A handful of regional banks and distribution platforms sit outside this prevailing trend - HSBC, Citi, and Bank of America Merrill Lynch all have successful cross-border distribution networks and have been the true beneficiaries of the recent political uncertainty, because they are seen as safe havens from domestic strife.
However, even relatively large regional players, like NCB Capital (NCB) and the National Bank of Kuwait (NBK), still derive the bulk of investment from a local base. Similarly, a number of sovereign wealth funds (SWFs) have slowed GCC-wide investment, in favour of more domestic infrastructure projects. Although this strategy remains heavily dependent on the political status of each SWF’s home state, and is likely to reverse overtime, it has also been responsible for a slowing of cross-border GCC flows. Many independent and bank-owned fund managers who took part in the Barometer saw crossborder distribution in the GCC as key to their future development, albeit a trend that will develop slowly.
Barometer respondents said that a network of independent fund managers – many based in the UAE and Qatar – are best placed for the GCC and wider-MENA’s cross-border distribution opportunities. A number of large regional banks, with asset management units, expressed admiration for the fleet footed independents in the Qatar Financial Centre (QFC) and Dubai International Financial Centre (DIFC) and a “business model that is predicated on independence and cross-border opportunities”. Bank-owned asset managers tend to have localized relationships because of historical ties and localized sales forces. Independent managers – a hedge fund or a small long only fund – with nimble marketing teams are more capable of fostering cross-regional appeal. However, many still struggle to diversify because of regulatory impasse and because, realistically, they are only competing for 2-3 percent of local money that will leave its home GCC state. For example, a large Saudi-based firm, like Samba, will easily have $3-4 billion in equities, based on its local retail relationships. A small independent manager will have $50-150 million per fund based on cross-border selling, while a handful of genuine multinationals – like HSBC – are able to sell product at scale across the region. Despite the challenges, the Barometer found that a number of GCC managers were eager to capitalize on cross-border distribution potential by setting up secondary and tertiary GCC offices in 2013.

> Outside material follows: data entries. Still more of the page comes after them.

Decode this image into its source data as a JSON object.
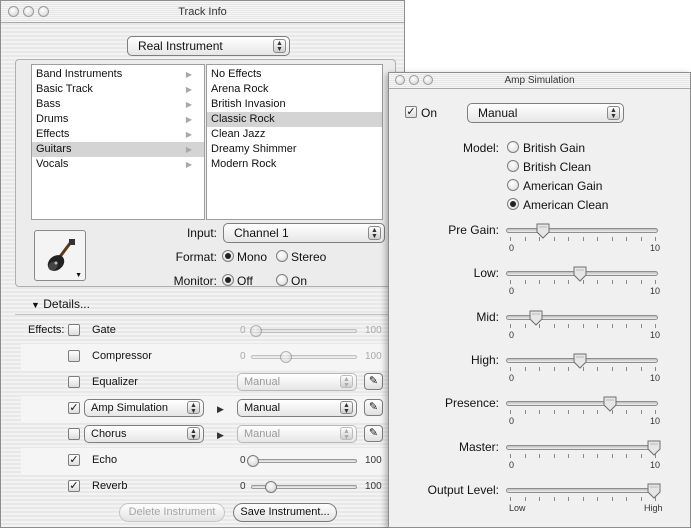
{
  "track_info": {
    "title": "Track Info",
    "instrument_type": "Real Instrument",
    "categories": [
      {
        "label": "Band Instruments",
        "selected": false
      },
      {
        "label": "Basic Track",
        "selected": false
      },
      {
        "label": "Bass",
        "selected": false
      },
      {
        "label": "Drums",
        "selected": false
      },
      {
        "label": "Effects",
        "selected": false
      },
      {
        "label": "Guitars",
        "selected": true
      },
      {
        "label": "Vocals",
        "selected": false
      }
    ],
    "presets": [
      {
        "label": "No Effects",
        "selected": false
      },
      {
        "label": "Arena Rock",
        "selected": false
      },
      {
        "label": "British Invasion",
        "selected": false
      },
      {
        "label": "Classic Rock",
        "selected": true
      },
      {
        "label": "Clean Jazz",
        "selected": false
      },
      {
        "label": "Dreamy Shimmer",
        "selected": false
      },
      {
        "label": "Modern Rock",
        "selected": false
      }
    ],
    "input_label": "Input:",
    "input_value": "Channel 1",
    "format_label": "Format:",
    "format_mono": "Mono",
    "format_stereo": "Stereo",
    "format_selected": "Mono",
    "monitor_label": "Monitor:",
    "monitor_off": "Off",
    "monitor_on": "On",
    "monitor_selected": "Off",
    "details_label": "Details...",
    "effects_label": "Effects:",
    "effects": [
      {
        "name": "Gate",
        "checked": false,
        "kind": "slider",
        "min": "0",
        "max": "100",
        "value_fraction": 0.05,
        "enabled": false
      },
      {
        "name": "Compressor",
        "checked": false,
        "kind": "slider",
        "min": "0",
        "max": "100",
        "value_fraction": 0.35,
        "enabled": false
      },
      {
        "name": "Equalizer",
        "checked": false,
        "kind": "preset",
        "preset": "Manual",
        "enabled": false
      },
      {
        "name": "Amp Simulation",
        "checked": true,
        "kind": "popup-preset",
        "preset": "Manual",
        "enabled": true
      },
      {
        "name": "Chorus",
        "checked": false,
        "kind": "popup-preset",
        "preset": "Manual",
        "enabled": false
      },
      {
        "name": "Echo",
        "checked": true,
        "kind": "slider",
        "min": "0",
        "max": "100",
        "value_fraction": 0.02,
        "enabled": true
      },
      {
        "name": "Reverb",
        "checked": true,
        "kind": "slider",
        "min": "0",
        "max": "100",
        "value_fraction": 0.2,
        "enabled": true
      }
    ],
    "delete_button": "Delete Instrument",
    "save_button": "Save Instrument..."
  },
  "amp_sim": {
    "title": "Amp Simulation",
    "on_label": "On",
    "on_checked": true,
    "preset": "Manual",
    "model_label": "Model:",
    "models": [
      {
        "label": "British Gain",
        "selected": false
      },
      {
        "label": "British Clean",
        "selected": false
      },
      {
        "label": "American Gain",
        "selected": false
      },
      {
        "label": "American Clean",
        "selected": true
      }
    ],
    "sliders": [
      {
        "label": "Pre Gain:",
        "min": "0",
        "max": "10",
        "value": 2.5
      },
      {
        "label": "Low:",
        "min": "0",
        "max": "10",
        "value": 5.0
      },
      {
        "label": "Mid:",
        "min": "0",
        "max": "10",
        "value": 2.0
      },
      {
        "label": "High:",
        "min": "0",
        "max": "10",
        "value": 5.0
      },
      {
        "label": "Presence:",
        "min": "0",
        "max": "10",
        "value": 7.0
      },
      {
        "label": "Master:",
        "min": "0",
        "max": "10",
        "value": 10.0
      },
      {
        "label": "Output Level:",
        "min": "Low",
        "max": "High",
        "value": 10.0
      }
    ]
  }
}
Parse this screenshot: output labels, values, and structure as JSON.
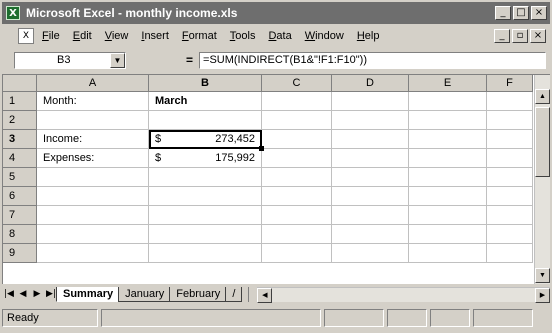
{
  "window": {
    "title": "Microsoft Excel - monthly income.xls",
    "app_icon": "X",
    "controls": [
      "_",
      "□",
      "×"
    ]
  },
  "menu": {
    "doc_icon": "X",
    "items": [
      "File",
      "Edit",
      "View",
      "Insert",
      "Format",
      "Tools",
      "Data",
      "Window",
      "Help"
    ],
    "doc_controls": [
      "_",
      "▫",
      "×"
    ]
  },
  "formula_bar": {
    "name_box": "B3",
    "equals": "=",
    "formula": "=SUM(INDIRECT(B1&\"!F1:F10\"))"
  },
  "grid": {
    "columns": [
      "A",
      "B",
      "C",
      "D",
      "E",
      "F"
    ],
    "rows": [
      "1",
      "2",
      "3",
      "4",
      "5",
      "6",
      "7",
      "8",
      "9"
    ],
    "cells": {
      "A1": "Month:",
      "B1": "March",
      "A3": "Income:",
      "B3_currency": "$",
      "B3_value": "273,452",
      "A4": "Expenses:",
      "B4_currency": "$",
      "B4_value": "175,992"
    },
    "active_cell": "B3"
  },
  "sheets": {
    "tabs": [
      "Summary",
      "January",
      "February",
      "/"
    ],
    "active": "Summary"
  },
  "status": {
    "text": "Ready"
  }
}
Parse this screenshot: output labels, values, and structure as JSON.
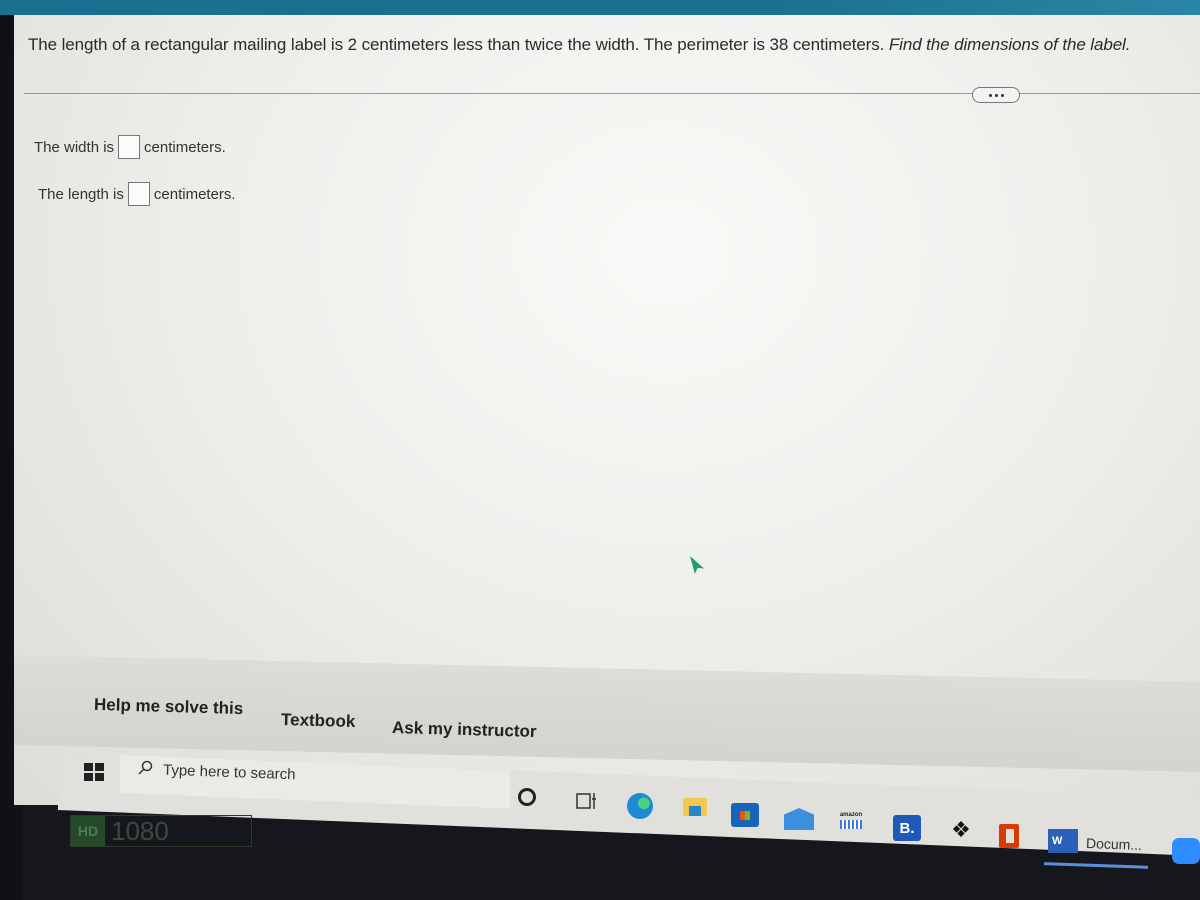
{
  "question": {
    "text": "The length of a rectangular mailing label is 2 centimeters less than twice the width. The perimeter is 38 centimeters.",
    "instruction": "Find the dimensions of the label."
  },
  "more_button": {
    "icon": "ellipsis-icon"
  },
  "answers": [
    {
      "prefix": "The width is",
      "value": "",
      "suffix": "centimeters."
    },
    {
      "prefix": "The length is",
      "value": "",
      "suffix": "centimeters."
    }
  ],
  "help_links": {
    "solve": "Help me solve this",
    "textbook": "Textbook",
    "instructor": "Ask my instructor"
  },
  "taskbar": {
    "search_placeholder": "Type here to search",
    "apps": [
      "cortana",
      "task-view",
      "edge",
      "file-explorer",
      "microsoft-store",
      "mail",
      "amazon",
      "booking",
      "dropbox",
      "office",
      "word",
      "zoom"
    ],
    "amazon_label": "amazon",
    "booking_label": "B.",
    "word_icon_label": "W",
    "word_window_label": "Docum..."
  },
  "bezel_sticker": {
    "hd": "HD",
    "resolution": "1080"
  }
}
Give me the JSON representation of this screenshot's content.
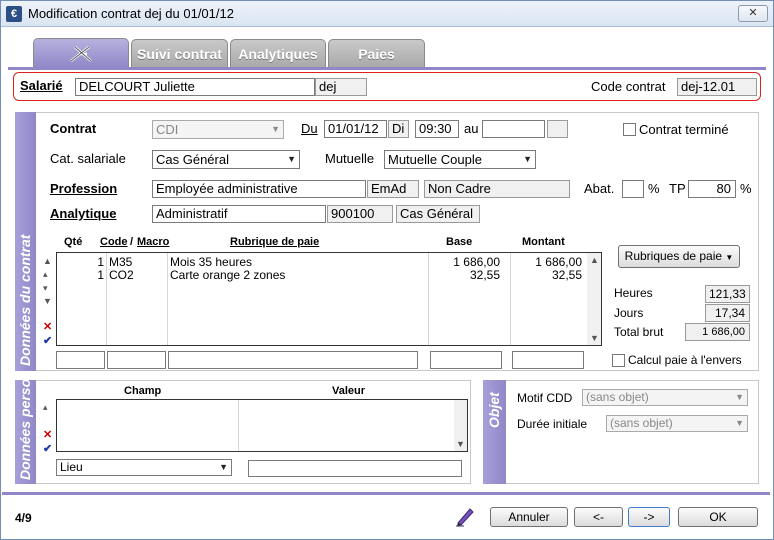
{
  "window": {
    "title": "Modification contrat dej du 01/01/12",
    "close": "✕"
  },
  "tabs": [
    {
      "label": ""
    },
    {
      "label": "Suivi contrat"
    },
    {
      "label": "Analytiques"
    },
    {
      "label": "Paies"
    }
  ],
  "header": {
    "salarie_label": "Salarié",
    "salarie_name": "DELCOURT Juliette",
    "salarie_code": "dej",
    "code_contrat_label": "Code contrat",
    "code_contrat": "dej-12.01"
  },
  "contrat": {
    "section_title": "Données du contrat",
    "contrat_label": "Contrat",
    "contrat_value": "CDI",
    "du_label": "Du",
    "du_date": "01/01/12",
    "du_day": "Di",
    "du_time": "09:30",
    "au_label": "au",
    "au_date": "",
    "au_extra": "",
    "termine_label": "Contrat terminé",
    "cat_label": "Cat. salariale",
    "cat_value": "Cas Général",
    "mutuelle_label": "Mutuelle",
    "mutuelle_value": "Mutuelle Couple",
    "profession_label": "Profession",
    "profession_value": "Employée administrative",
    "profession_code": "EmAd",
    "profession_status": "Non Cadre",
    "abat_label": "Abat.",
    "abat_value": "",
    "pct1": "%",
    "tp_label": "TP",
    "tp_value": "80",
    "pct2": "%",
    "analytique_label": "Analytique",
    "analytique_value": "Administratif",
    "analytique_code": "900100",
    "analytique_cat": "Cas Général"
  },
  "grid": {
    "col_qte": "Qté",
    "col_code": "Code",
    "col_sep": "/",
    "col_macro": "Macro",
    "col_rubrique": "Rubrique de paie",
    "col_base": "Base",
    "col_montant": "Montant",
    "rows": [
      {
        "qte": "1",
        "code": "M35",
        "rubrique": "Mois 35 heures",
        "base": "1 686,00",
        "montant": "1 686,00"
      },
      {
        "qte": "1",
        "code": "CO2",
        "rubrique": "Carte orange 2 zones",
        "base": "32,55",
        "montant": "32,55"
      }
    ]
  },
  "summary": {
    "rubriques_button": "Rubriques de paie",
    "heures_label": "Heures",
    "heures_value": "121,33",
    "jours_label": "Jours",
    "jours_value": "17,34",
    "total_label": "Total brut",
    "total_value": "1 686,00",
    "calcul_label": "Calcul paie à l'envers"
  },
  "perso": {
    "section_title": "Données perso.",
    "col_champ": "Champ",
    "col_valeur": "Valeur",
    "lieu_value": "Lieu",
    "lieu_text": ""
  },
  "objet": {
    "section_title": "Objet",
    "motif_label": "Motif CDD",
    "motif_value": "(sans objet)",
    "duree_label": "Durée initiale",
    "duree_value": "(sans objet)"
  },
  "footer": {
    "page": "4/9",
    "annuler": "Annuler",
    "prev": "<-",
    "next": "->",
    "ok": "OK"
  },
  "colors": {
    "accent": "#8f87c7",
    "highlight": "#e02020"
  }
}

The UAE, Saudi Arabia and Qatar remained the most popular venues, while globally Singapore was considered a top location for a new marketing hub, particularly with those offering Shariah-compliant vehicles.
The long-term future of intra-GCC flows are difficult to define, according to Barometer respondents, although most saw asset flows between GCC states as a growing trend. However, others pointed out that despite being designed as a free trade bloc, cross-border investment on both the retail side and institutional side is still comparatively low. These tensions mean it is more likely in the short term that GCC assets will flow outside of the region – an issue that local asset managers need to overcome. There are a number of distribution opportunities for fund managers.
The UAE’s emerging independent financial advisor network was seen as a strong and influential presence – particularly among the expat investor community. Managers responding to the Barometer said that GCC-based financial advisors were also adding to an atmosphere of increasing risk tolerance and were capable of driving more investment into the equity product of managers. This emerging advisory network was expected to become the norm in a number of GCC hubs and would, according to Barometer respondents, follow a developmental life-cycle that would see them move from the expat market to more local advisory work – particularly if a regional private pensions industry takes off.
The report cited key emerging opportunities in the GCC, among them: